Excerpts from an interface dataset

□ □ □ □

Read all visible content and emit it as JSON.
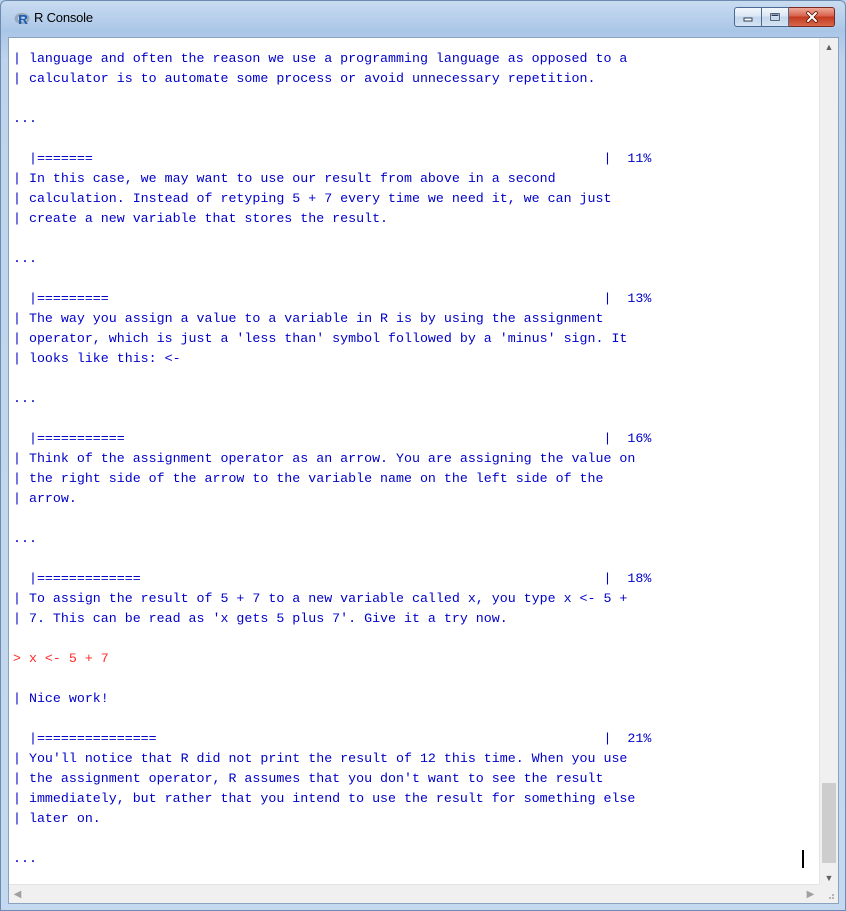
{
  "window": {
    "title": "R Console"
  },
  "console": {
    "lines": [
      "| language and often the reason we use a programming language as opposed to a",
      "| calculator is to automate some process or avoid unnecessary repetition.",
      "",
      "...",
      "",
      "  |=======                                                                |  11%",
      "| In this case, we may want to use our result from above in a second",
      "| calculation. Instead of retyping 5 + 7 every time we need it, we can just",
      "| create a new variable that stores the result.",
      "",
      "...",
      "",
      "  |=========                                                              |  13%",
      "| The way you assign a value to a variable in R is by using the assignment",
      "| operator, which is just a 'less than' symbol followed by a 'minus' sign. It",
      "| looks like this: <-",
      "",
      "...",
      "",
      "  |===========                                                            |  16%",
      "| Think of the assignment operator as an arrow. You are assigning the value on",
      "| the right side of the arrow to the variable name on the left side of the",
      "| arrow.",
      "",
      "...",
      "",
      "  |=============                                                          |  18%",
      "| To assign the result of 5 + 7 to a new variable called x, you type x <- 5 +",
      "| 7. This can be read as 'x gets 5 plus 7'. Give it a try now.",
      "",
      "> x <- 5 + 7",
      "",
      "| Nice work!",
      "",
      "  |===============                                                        |  21%",
      "| You'll notice that R did not print the result of 12 this time. When you use",
      "| the assignment operator, R assumes that you don't want to see the result",
      "| immediately, but rather that you intend to use the result for something else",
      "| later on.",
      "",
      "..."
    ],
    "input_line_index": 30
  },
  "colors": {
    "output_text": "#0000c8",
    "input_text": "#ff2a2a"
  },
  "icons": {
    "app": "r-logo-icon",
    "minimize": "minimize-icon",
    "maximize": "maximize-icon",
    "close": "close-icon",
    "scroll_up": "scroll-up-arrow-icon",
    "scroll_down": "scroll-down-arrow-icon",
    "scroll_left": "scroll-left-arrow-icon",
    "scroll_right": "scroll-right-arrow-icon"
  }
}
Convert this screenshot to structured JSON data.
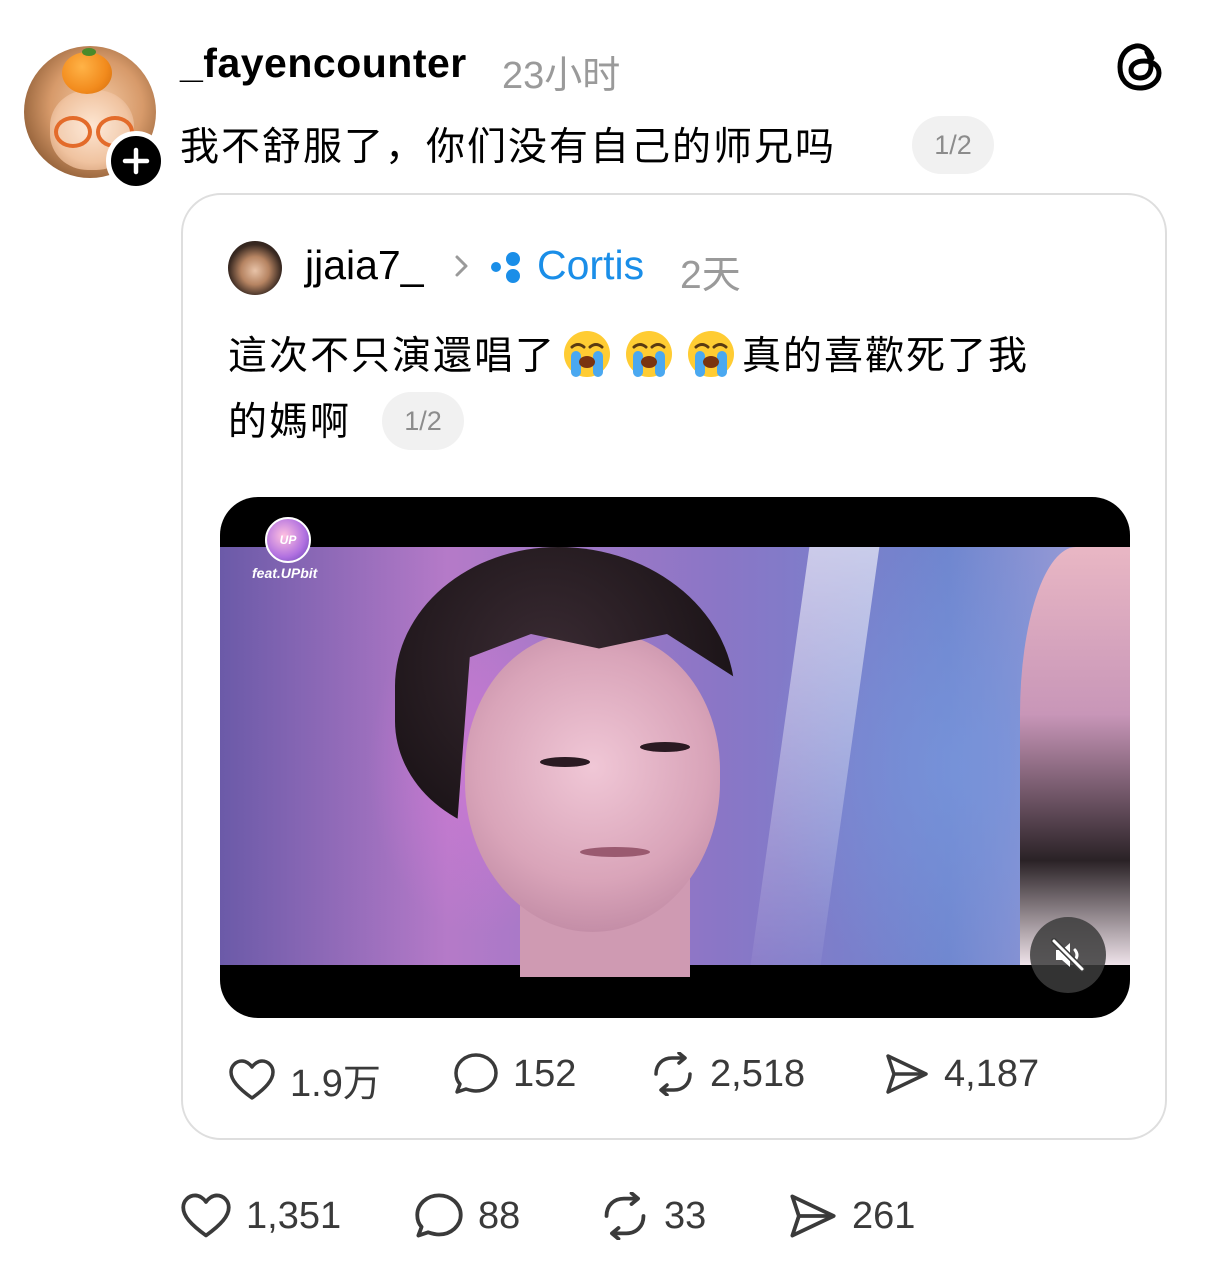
{
  "post": {
    "username": "_fayencounter",
    "time": "23小时",
    "text": "我不舒服了，你们没有自己的师兄吗",
    "page_indicator": "1/2",
    "stats": {
      "likes": "1,351",
      "replies": "88",
      "reposts": "33",
      "shares": "261"
    }
  },
  "quoted": {
    "username": "jjaia7_",
    "community": "Cortis",
    "time": "2天",
    "text_line1": "這次不只演還唱了",
    "text_line1_end": "真的喜歡死了我",
    "text_line2": "的媽啊",
    "page_indicator": "1/2",
    "video": {
      "badge_text": "UP",
      "watermark": "feat.UPbit",
      "muted": true
    },
    "stats": {
      "likes": "1.9万",
      "replies": "152",
      "reposts": "2,518",
      "shares": "4,187"
    }
  },
  "icons": {
    "follow": "plus-icon",
    "app_logo": "threads-logo-icon",
    "chevron": "chevron-right-icon",
    "community": "community-dots-icon",
    "emoji": "loudly-crying-face-emoji",
    "like": "heart-icon",
    "reply": "comment-bubble-icon",
    "repost": "repost-icon",
    "share": "send-icon",
    "mute": "speaker-muted-icon"
  },
  "colors": {
    "community_link": "#1a8ee8",
    "muted_text": "#9a9a9a",
    "card_border": "#dedede"
  }
}
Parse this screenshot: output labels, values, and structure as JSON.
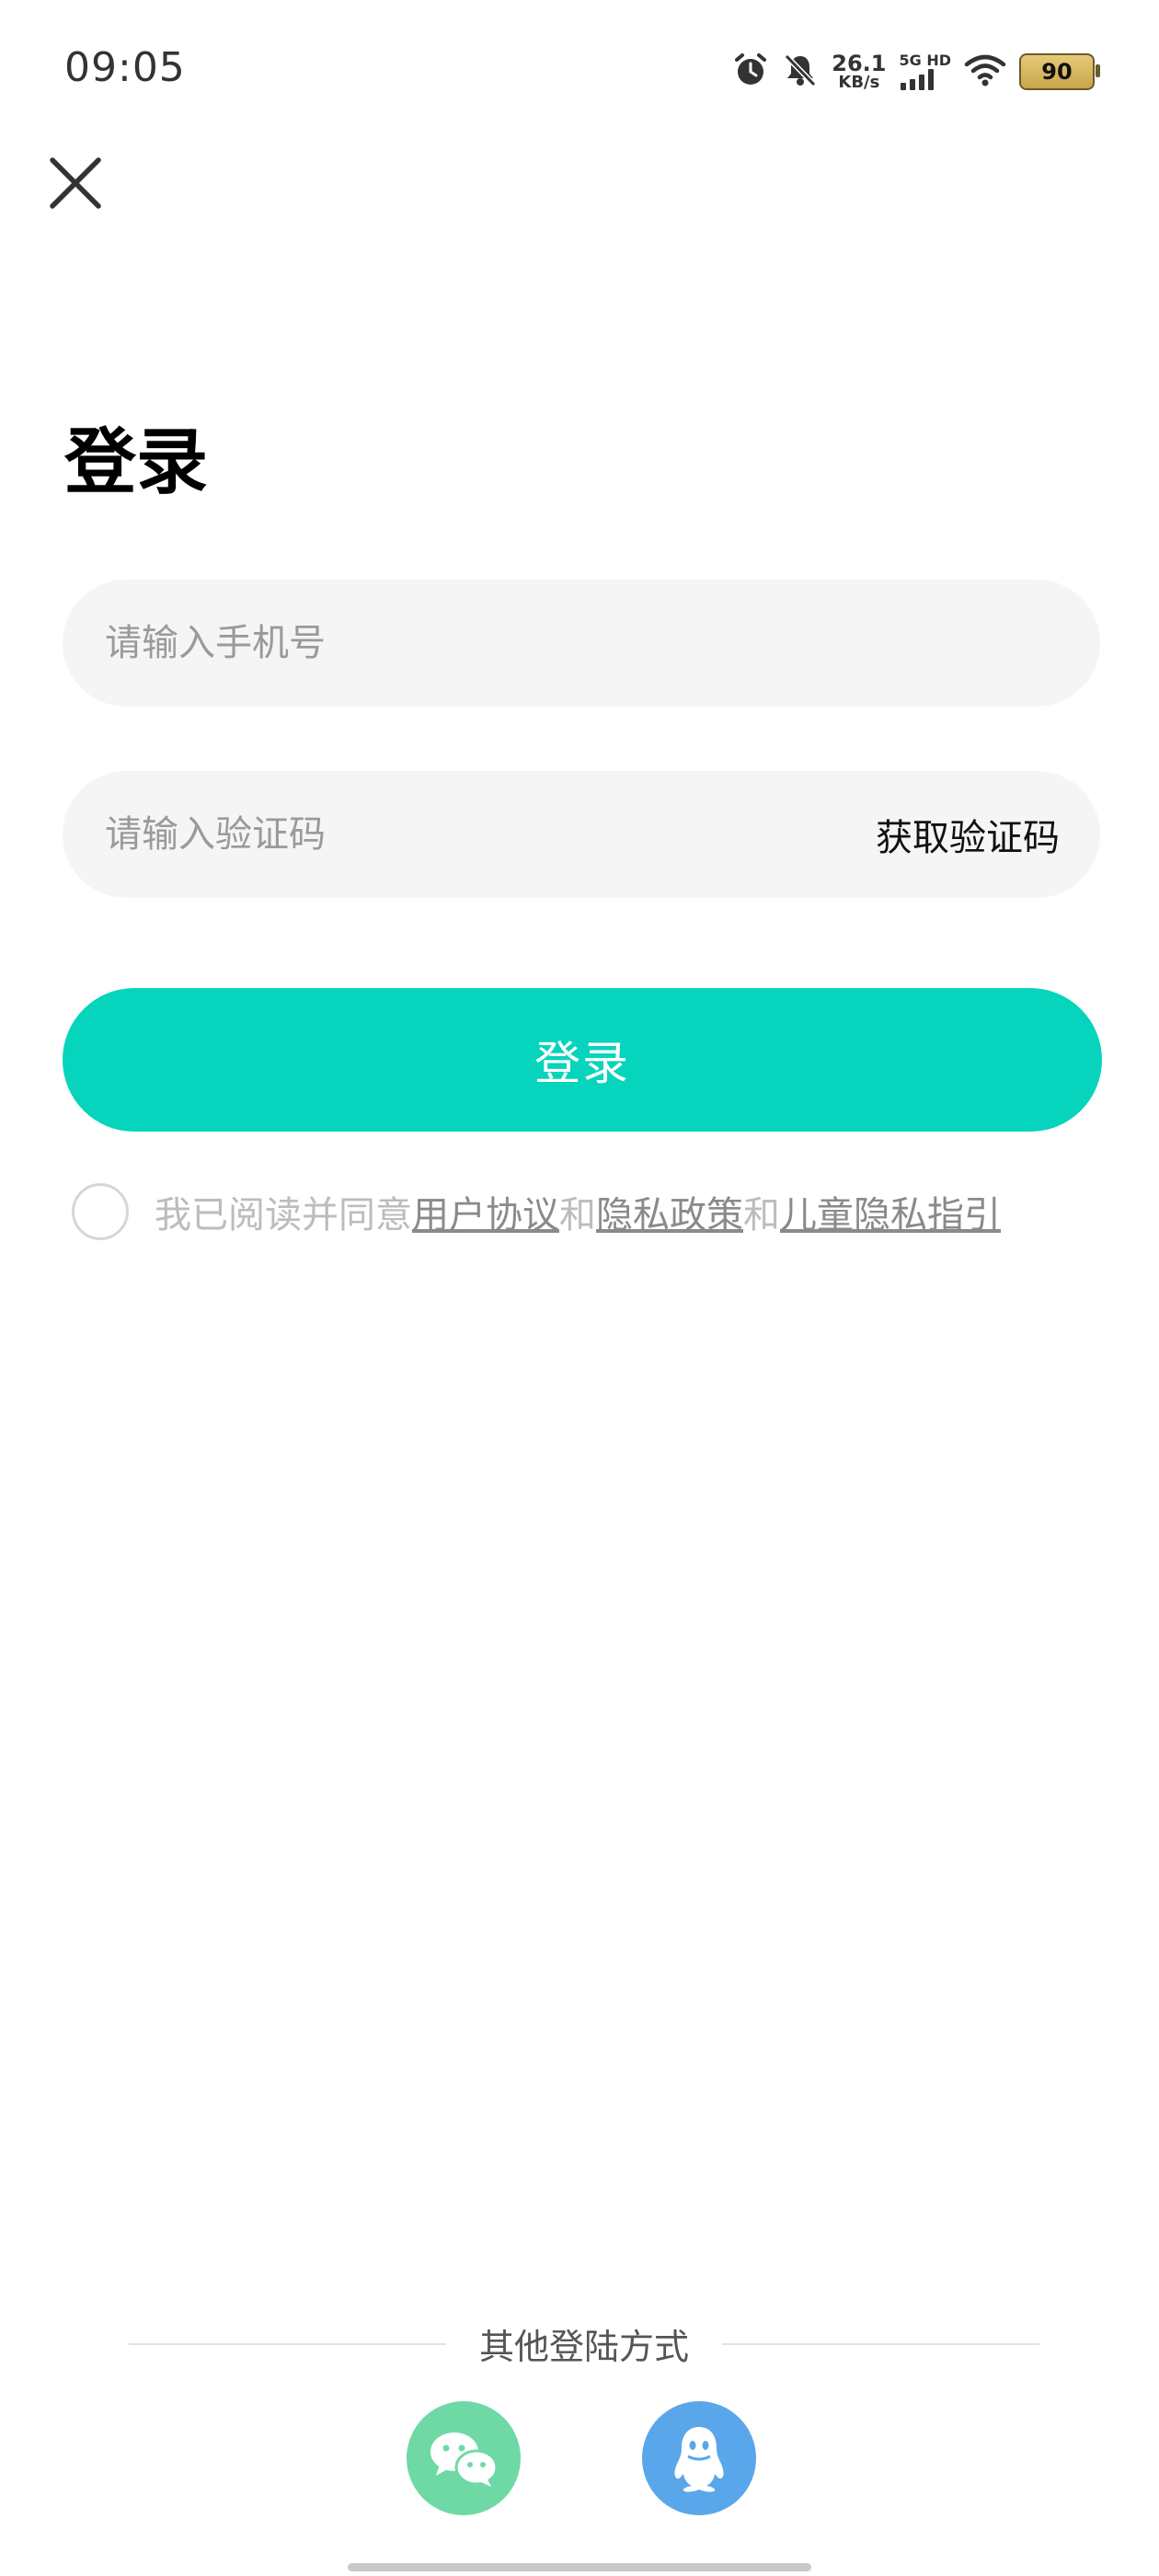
{
  "status_bar": {
    "time": "09:05",
    "net_speed_value": "26.1",
    "net_speed_unit": "KB/s",
    "network_type": "5G HD",
    "battery_level": "90",
    "icons": [
      "alarm-icon",
      "mute-icon",
      "signal-icon",
      "wifi-icon",
      "battery-icon"
    ]
  },
  "header": {
    "close_icon": "close-icon"
  },
  "title": "登录",
  "phone": {
    "placeholder": "请输入手机号",
    "value": ""
  },
  "code": {
    "placeholder": "请输入验证码",
    "value": "",
    "get_code_label": "获取验证码"
  },
  "login_button": {
    "label": "登录",
    "color": "#06d4bc"
  },
  "agreement": {
    "checked": false,
    "prefix": "我已阅读并同意",
    "link_user": "用户协议",
    "sep1": "和",
    "link_privacy": "隐私政策",
    "sep2": "和",
    "link_child": "儿童隐私指引"
  },
  "other_login": {
    "label": "其他登陆方式",
    "methods": [
      {
        "name": "wechat",
        "icon": "wechat-icon",
        "color": "#6fd9a5"
      },
      {
        "name": "qq",
        "icon": "qq-icon",
        "color": "#5aa6ea"
      }
    ]
  }
}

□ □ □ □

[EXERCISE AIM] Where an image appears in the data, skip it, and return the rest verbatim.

[OUTPUT OF THE TASK]
Read all visible content and emit it as JSON.
{
  "window": {
    "title": "R Console"
  },
  "console": {
    "lines": [
      "| language and often the reason we use a programming language as opposed to a",
      "| calculator is to automate some process or avoid unnecessary repetition.",
      "",
      "...",
      "",
      "  |=======                                                                |  11%",
      "| In this case, we may want to use our result from above in a second",
      "| calculation. Instead of retyping 5 + 7 every time we need it, we can just",
      "| create a new variable that stores the result.",
      "",
      "...",
      "",
      "  |=========                                                              |  13%",
      "| The way you assign a value to a variable in R is by using the assignment",
      "| operator, which is just a 'less than' symbol followed by a 'minus' sign. It",
      "| looks like this: <-",
      "",
      "...",
      "",
      "  |===========                                                            |  16%",
      "| Think of the assignment operator as an arrow. You are assigning the value on",
      "| the right side of the arrow to the variable name on the left side of the",
      "| arrow.",
      "",
      "...",
      "",
      "  |=============                                                          |  18%",
      "| To assign the result of 5 + 7 to a new variable called x, you type x <- 5 +",
      "| 7. This can be read as 'x gets 5 plus 7'. Give it a try now.",
      "",
      "> x <- 5 + 7",
      "",
      "| Nice work!",
      "",
      "  |===============                                                        |  21%",
      "| You'll notice that R did not print the result of 12 this time. When you use",
      "| the assignment operator, R assumes that you don't want to see the result",
      "| immediately, but rather that you intend to use the result for something else",
      "| later on.",
      "",
      "..."
    ],
    "input_line_index": 30
  },
  "colors": {
    "output_text": "#0000c8",
    "input_text": "#ff2a2a"
  },
  "icons": {
    "app": "r-logo-icon",
    "minimize": "minimize-icon",
    "maximize": "maximize-icon",
    "close": "close-icon",
    "scroll_up": "scroll-up-arrow-icon",
    "scroll_down": "scroll-down-arrow-icon",
    "scroll_left": "scroll-left-arrow-icon",
    "scroll_right": "scroll-right-arrow-icon"
  }
}
Convert this screenshot to structured JSON data.
{
  "post": {
    "username": "_fayencounter",
    "time": "23小时",
    "text": "我不舒服了，你们没有自己的师兄吗",
    "page_indicator": "1/2",
    "stats": {
      "likes": "1,351",
      "replies": "88",
      "reposts": "33",
      "shares": "261"
    }
  },
  "quoted": {
    "username": "jjaia7_",
    "community": "Cortis",
    "time": "2天",
    "text_line1": "這次不只演還唱了",
    "text_line1_end": "真的喜歡死了我",
    "text_line2": "的媽啊",
    "page_indicator": "1/2",
    "video": {
      "badge_text": "UP",
      "watermark": "feat.UPbit",
      "muted": true
    },
    "stats": {
      "likes": "1.9万",
      "replies": "152",
      "reposts": "2,518",
      "shares": "4,187"
    }
  },
  "icons": {
    "follow": "plus-icon",
    "app_logo": "threads-logo-icon",
    "chevron": "chevron-right-icon",
    "community": "community-dots-icon",
    "emoji": "loudly-crying-face-emoji",
    "like": "heart-icon",
    "reply": "comment-bubble-icon",
    "repost": "repost-icon",
    "share": "send-icon",
    "mute": "speaker-muted-icon"
  },
  "colors": {
    "community_link": "#1a8ee8",
    "muted_text": "#9a9a9a",
    "card_border": "#dedede"
  }
}
Parse this screenshot: output labels, values, and structure as JSON.
{
  "status_bar": {
    "time": "09:05",
    "net_speed_value": "26.1",
    "net_speed_unit": "KB/s",
    "network_type": "5G HD",
    "battery_level": "90",
    "icons": [
      "alarm-icon",
      "mute-icon",
      "signal-icon",
      "wifi-icon",
      "battery-icon"
    ]
  },
  "header": {
    "close_icon": "close-icon"
  },
  "title": "登录",
  "phone": {
    "placeholder": "请输入手机号",
    "value": ""
  },
  "code": {
    "placeholder": "请输入验证码",
    "value": "",
    "get_code_label": "获取验证码"
  },
  "login_button": {
    "label": "登录",
    "color": "#06d4bc"
  },
  "agreement": {
    "checked": false,
    "prefix": "我已阅读并同意",
    "link_user": "用户协议",
    "sep1": "和",
    "link_privacy": "隐私政策",
    "sep2": "和",
    "link_child": "儿童隐私指引"
  },
  "other_login": {
    "label": "其他登陆方式",
    "methods": [
      {
        "name": "wechat",
        "icon": "wechat-icon",
        "color": "#6fd9a5"
      },
      {
        "name": "qq",
        "icon": "qq-icon",
        "color": "#5aa6ea"
      }
    ]
  }
}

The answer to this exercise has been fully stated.